DIRECTIONS
Among the entries below, how many lines include the word "placeholder"? Reply with only the number.

(Stored data entries)
_ _ _ _

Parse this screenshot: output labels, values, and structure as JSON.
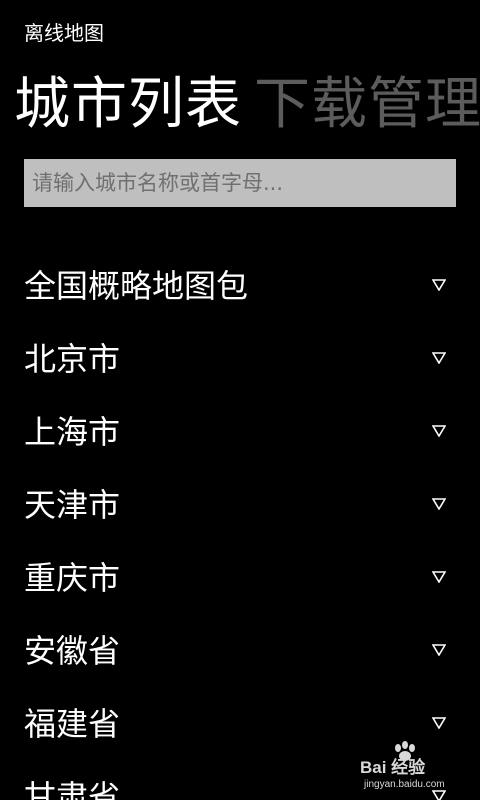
{
  "app": {
    "title": "离线地图"
  },
  "pivot": {
    "tabs": [
      {
        "label": "城市列表",
        "active": true
      },
      {
        "label": "下载管理",
        "active": false
      }
    ]
  },
  "search": {
    "placeholder": "请输入城市名称或首字母..."
  },
  "cities": [
    {
      "name": "全国概略地图包",
      "icon": "expand-triangle-icon"
    },
    {
      "name": "北京市",
      "icon": "expand-triangle-icon"
    },
    {
      "name": "上海市",
      "icon": "expand-triangle-icon"
    },
    {
      "name": "天津市",
      "icon": "expand-triangle-icon"
    },
    {
      "name": "重庆市",
      "icon": "expand-triangle-icon"
    },
    {
      "name": "安徽省",
      "icon": "expand-triangle-icon"
    },
    {
      "name": "福建省",
      "icon": "expand-triangle-icon"
    },
    {
      "name": "甘肃省",
      "icon": "expand-triangle-icon"
    }
  ],
  "watermark": {
    "brand": "Bai 经验",
    "url": "jingyan.baidu.com"
  },
  "colors": {
    "background": "#000000",
    "text": "#ffffff",
    "inactive_tab": "#5c5c5c",
    "search_bg": "#bfbfbf",
    "placeholder": "#707070"
  }
}
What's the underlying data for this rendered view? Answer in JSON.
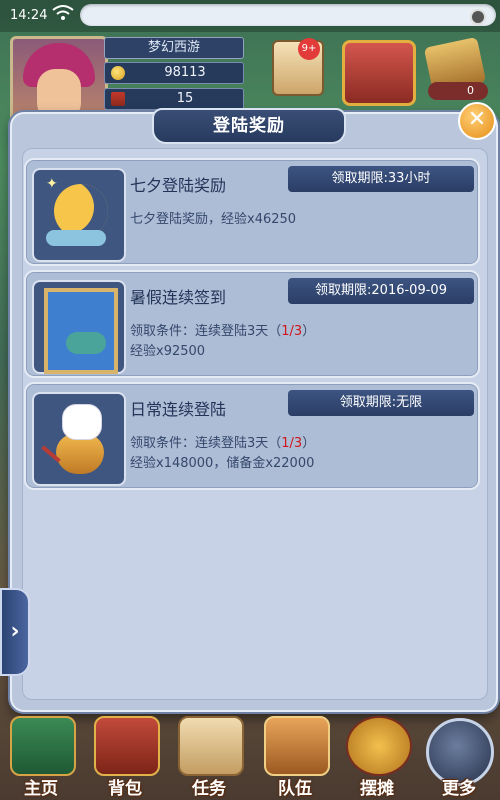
{
  "status_bar": {
    "time": "14:24"
  },
  "player": {
    "name": "梦幻西游",
    "gold": "98113",
    "items": "15"
  },
  "top_icons": {
    "badge": "9+",
    "counter": "0"
  },
  "dialog": {
    "title": "登陆奖励",
    "close_symbol": "✕",
    "cards": [
      {
        "icon": "moon-icon",
        "title": "七夕登陆奖励",
        "deadline": "领取期限:33小时",
        "line1": "七夕登陆奖励，经验x46250"
      },
      {
        "icon": "fish-painting-icon",
        "title": "暑假连续签到",
        "deadline": "领取期限:2016-09-09",
        "condition_prefix": "领取条件：连续登陆3天（",
        "progress": "1/3",
        "condition_suffix": "）",
        "line2": "经验x92500"
      },
      {
        "icon": "lucky-cat-pot-icon",
        "title": "日常连续登陆",
        "deadline": "领取期限:无限",
        "condition_prefix": "领取条件：连续登陆3天（",
        "progress": "1/3",
        "condition_suffix": "）",
        "line2": "经验x148000，储备金x22000"
      }
    ]
  },
  "side_arrow": "›",
  "bottom_nav": [
    {
      "label": "主页",
      "icon": "pagoda-icon"
    },
    {
      "label": "背包",
      "icon": "chest-icon"
    },
    {
      "label": "任务",
      "icon": "scroll-icon"
    },
    {
      "label": "队伍",
      "icon": "team-icon"
    },
    {
      "label": "摆摊",
      "icon": "stall-icon"
    },
    {
      "label": "更多",
      "icon": "more-icon"
    }
  ]
}
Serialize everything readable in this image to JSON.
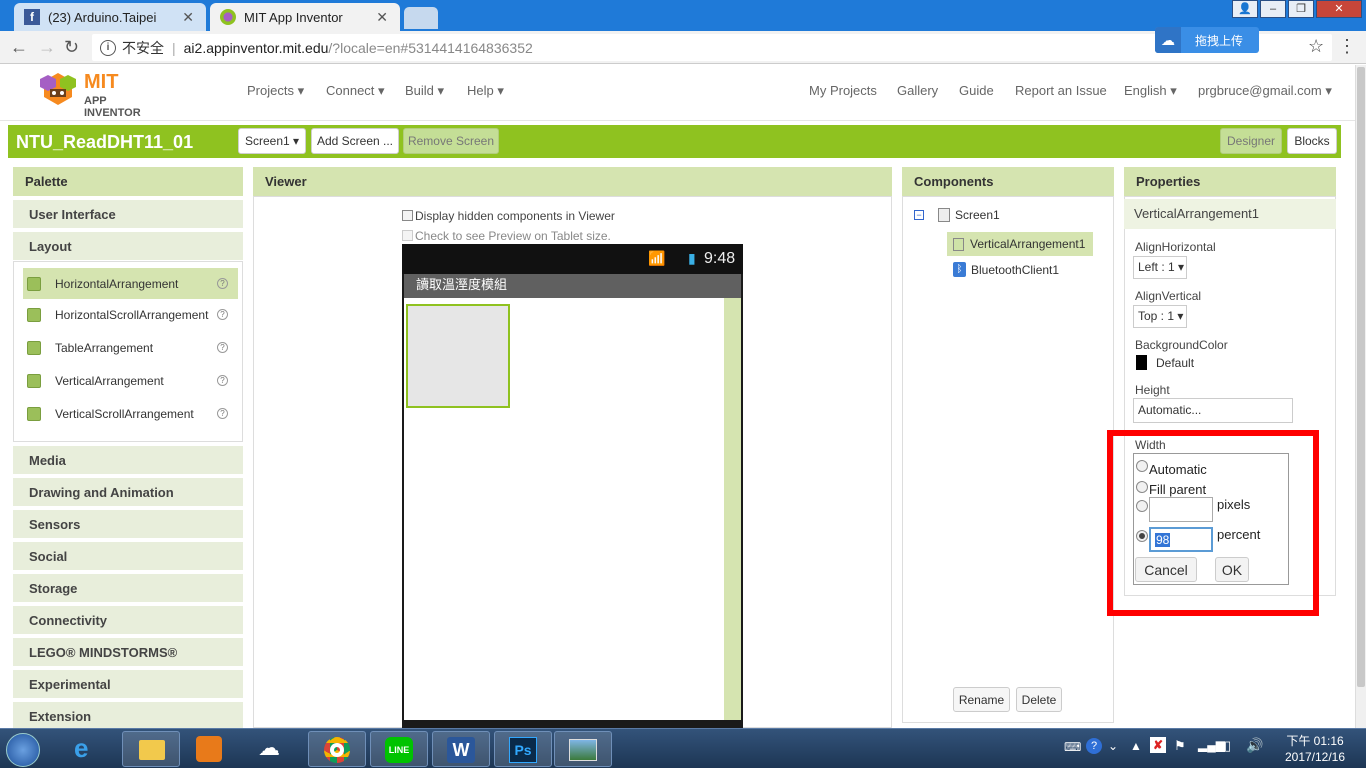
{
  "browser": {
    "tabs": [
      {
        "title": "(23) Arduino.Taipei"
      },
      {
        "title": "MIT App Inventor"
      }
    ],
    "insecure_label": "不安全",
    "url_host": "ai2.appinventor.mit.edu",
    "url_path": "/?locale=en#5314414164836352",
    "upload_button": "拖拽上传"
  },
  "topnav": {
    "logo_mit": "MIT",
    "logo_sub": "APP INVENTOR",
    "left_menu": [
      "Projects ▾",
      "Connect ▾",
      "Build ▾",
      "Help ▾"
    ],
    "right_menu": [
      "My Projects",
      "Gallery",
      "Guide",
      "Report an Issue",
      "English ▾",
      "prgbruce@gmail.com ▾"
    ]
  },
  "projectbar": {
    "name": "NTU_ReadDHT11_01",
    "screen_dropdown": "Screen1 ▾",
    "add_screen": "Add Screen ...",
    "remove_screen": "Remove Screen",
    "designer": "Designer",
    "blocks": "Blocks"
  },
  "palette": {
    "title": "Palette",
    "categories_top": [
      "User Interface",
      "Layout"
    ],
    "layout_items": [
      "HorizontalArrangement",
      "HorizontalScrollArrangement",
      "TableArrangement",
      "VerticalArrangement",
      "VerticalScrollArrangement"
    ],
    "categories_bottom": [
      "Media",
      "Drawing and Animation",
      "Sensors",
      "Social",
      "Storage",
      "Connectivity",
      "LEGO® MINDSTORMS®",
      "Experimental",
      "Extension"
    ]
  },
  "viewer": {
    "title": "Viewer",
    "display_hidden": "Display hidden components in Viewer",
    "tablet_preview": "Check to see Preview on Tablet size.",
    "phone_time": "9:48",
    "phone_title": "讀取溫溼度模組"
  },
  "components": {
    "title": "Components",
    "tree": [
      "Screen1",
      "VerticalArrangement1",
      "BluetoothClient1"
    ],
    "rename": "Rename",
    "delete": "Delete"
  },
  "properties": {
    "title": "Properties",
    "component": "VerticalArrangement1",
    "align_horizontal_label": "AlignHorizontal",
    "align_horizontal_value": "Left : 1 ▾",
    "align_vertical_label": "AlignVertical",
    "align_vertical_value": "Top : 1 ▾",
    "bg_color_label": "BackgroundColor",
    "bg_color_value": "Default",
    "height_label": "Height",
    "height_value": "Automatic...",
    "width_label": "Width"
  },
  "width_popup": {
    "automatic": "Automatic",
    "fill_parent": "Fill parent",
    "pixels": "pixels",
    "percent": "percent",
    "percent_value": "98",
    "selected_option": "percent",
    "cancel": "Cancel",
    "ok": "OK"
  },
  "taskbar": {
    "time": "下午 01:16",
    "date": "2017/12/16"
  },
  "colors": {
    "brand_green": "#8fc220",
    "panel_header": "#d5e4b0",
    "highlight_red": "#ff0000"
  }
}
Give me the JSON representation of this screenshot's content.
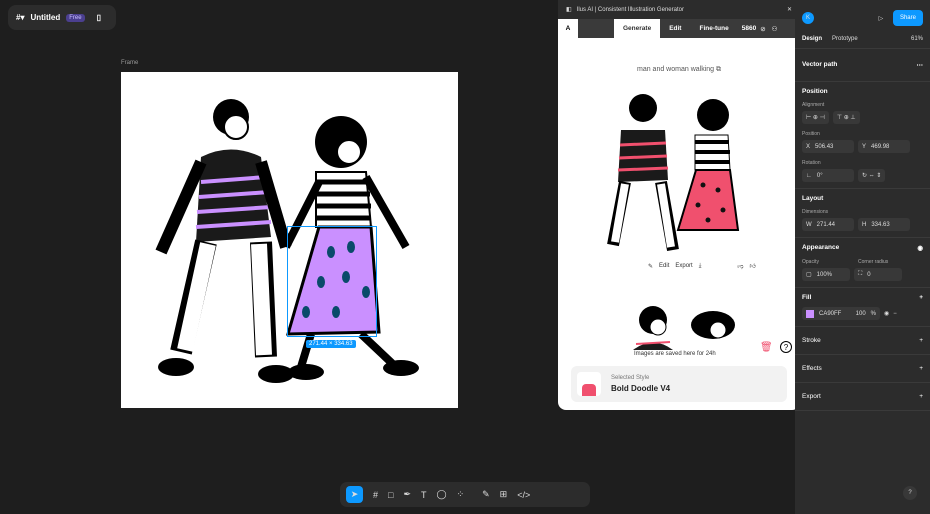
{
  "file": {
    "title": "Untitled",
    "plan_badge": "Free"
  },
  "canvas": {
    "frame_label": "Frame",
    "selection_size": "271.44 × 334.63"
  },
  "plugin": {
    "title": "Ilus AI | Consistent Illustration Generator",
    "tabs": [
      "Generate",
      "Edit",
      "Fine-tune"
    ],
    "credits": "5860",
    "prompt": "man and woman walking",
    "edit_label": "Edit",
    "export_label": "Export",
    "saved_notice": "Images are saved here for 24h",
    "selected_style_label": "Selected Style",
    "selected_style": "Bold Doodle V4"
  },
  "header": {
    "avatar": "K",
    "share": "Share",
    "zoom": "61%",
    "tabs": [
      "Design",
      "Prototype"
    ]
  },
  "panel": {
    "layer": "Vector path",
    "position": "Position",
    "alignment": "Alignment",
    "position_label": "Position",
    "x": "506.43",
    "y": "469.98",
    "rotation_label": "Rotation",
    "rotation": "0°",
    "layout": "Layout",
    "dimensions": "Dimensions",
    "w": "271.44",
    "h": "334.63",
    "appearance": "Appearance",
    "opacity_label": "Opacity",
    "radius_label": "Corner radius",
    "opacity": "100%",
    "radius": "0",
    "fill": "Fill",
    "fill_hex": "CA90FF",
    "fill_opacity": "100",
    "fill_pct": "%",
    "stroke": "Stroke",
    "effects": "Effects",
    "export": "Export"
  },
  "colors": {
    "accent": "#0d99ff",
    "fill": "#CA90FF",
    "pink": "#f0506e"
  }
}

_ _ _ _

WRITTEN SOLUTION
2